We’re campaigning to improve the diagnosis and care of people with Lynch syndrome, a genetic condition that can increase the lifetime risk of bowel cancer to up to 80%. Lynch syndrome is estimated to cause over 1,200 cases of bowel cancer in the UK every year, many of them under the age of 50.
What are the issues?
- Testing for Lynch syndrome: Research shows there could be over 200,000 people in the UK with the genetic condition but 95% do not know they have it because of a lack of systematic testing. Testing for Lynch syndrome should take place at diagnosis of bowel cancer as the condition can affect treatment options. However we’ve found that many hospitals simply don’t have the funding or enough staff to carry out the test in all bowel cancer patients.
- Managing Lynch syndrome: People with Lynch syndrome should be placed in a screening or surveillance programme to receive regular colonoscopy every 18 months to two years. This can help reduce the chance of dying from bowel cancer by as much as 72%. Unfortunately, we’ve found that people with Lynch syndrome often have to wait unacceptable amounts of time for their routine appointments. As there is no known cure, it is crucial people with Lynch syndrome receive coordinated, timely and high quality care to reduce their lifetime risk of bowel cancer.
What are we campaigning for?
- All bowel cancer patients to be tested for Lynch syndrome, at diagnosis, in line with clinical guidance. Health bodies must work together to ensure hospitals have the funding and staff to carry out testing.
- A national screening and surveillance programme delivered through the Bowel Cancer Screening Programme to reduce the vast variation in access, quality and timeliness of regular colonoscopy. This will help to improve the experience and outcomes for people with Lynch syndrome, regardless of where they live.
- A national registry of people with Lynch syndrome. This will increase our understanding of the condition and highlight regional differences in treatment and care.
What we have done so far?
- Freedom of Information (FOI) request. In January 2018 we carried out an FOI request to find out if hospitals across the UK are testing all bowel cancer patients for features of Lynch syndrome at the time of diagnosis. We found only 17% of hospitals in the UK are testing all bowel cancer patients at diagnosis. Read our full report here.
- Raising the issue locally. Thousands of campaigners used our interactive map to find out if their local hospital was testing in line with guidance and took action by asking their political representatives to raise this issue with local health bodies.

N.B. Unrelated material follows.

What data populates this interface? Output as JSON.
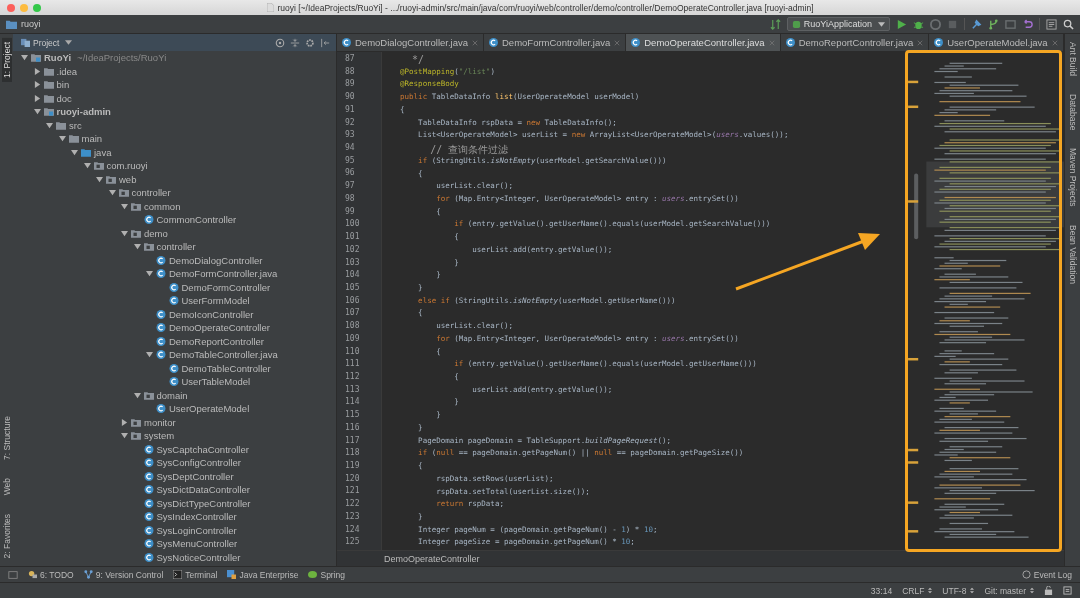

- Clinical consensus meeting. We brought together 10 leading experts in the field of bowel cancer and genetics to reach an agreement on how the management of people with Lynch syndrome could be improved. The group agreed that the national Bowel Cancer Screening Programme (BCSP) should extend their service to those who have Lynch syndrome so they can also receive the same high quality screening service as the eligible asymptomatic population. This would help to reduce the local variation in access to colonoscopy across the country. Read our clinical consensus here.
- A nationwide survey of people with Lynch syndrome. We’ve published a survey to improve our understanding of the patient experience of being diagnosed and managed for Lynch syndrome. Results showed people were experiencing delays across the pathway from diagnosis to subsequent follow up monitoring.
How can you get involved?
- Sign our petition. We want every hospital across the UK to test all bowel cancer patients for features of Lynch syndrome at the point of cancer diagnosis. To make this a reality, sign our petition.
- Become a campaign supporter. Join thousands of people campaigning to help make real change happen for people with bowel cancer.
- Share your story. Personal stories help us highlight the experience of people affected by Lynch syndrome, raise awareness of the condition and can encourage and inspire people to take action and help make real change happen. We use stories in the media, on our website, on social media and in our materials.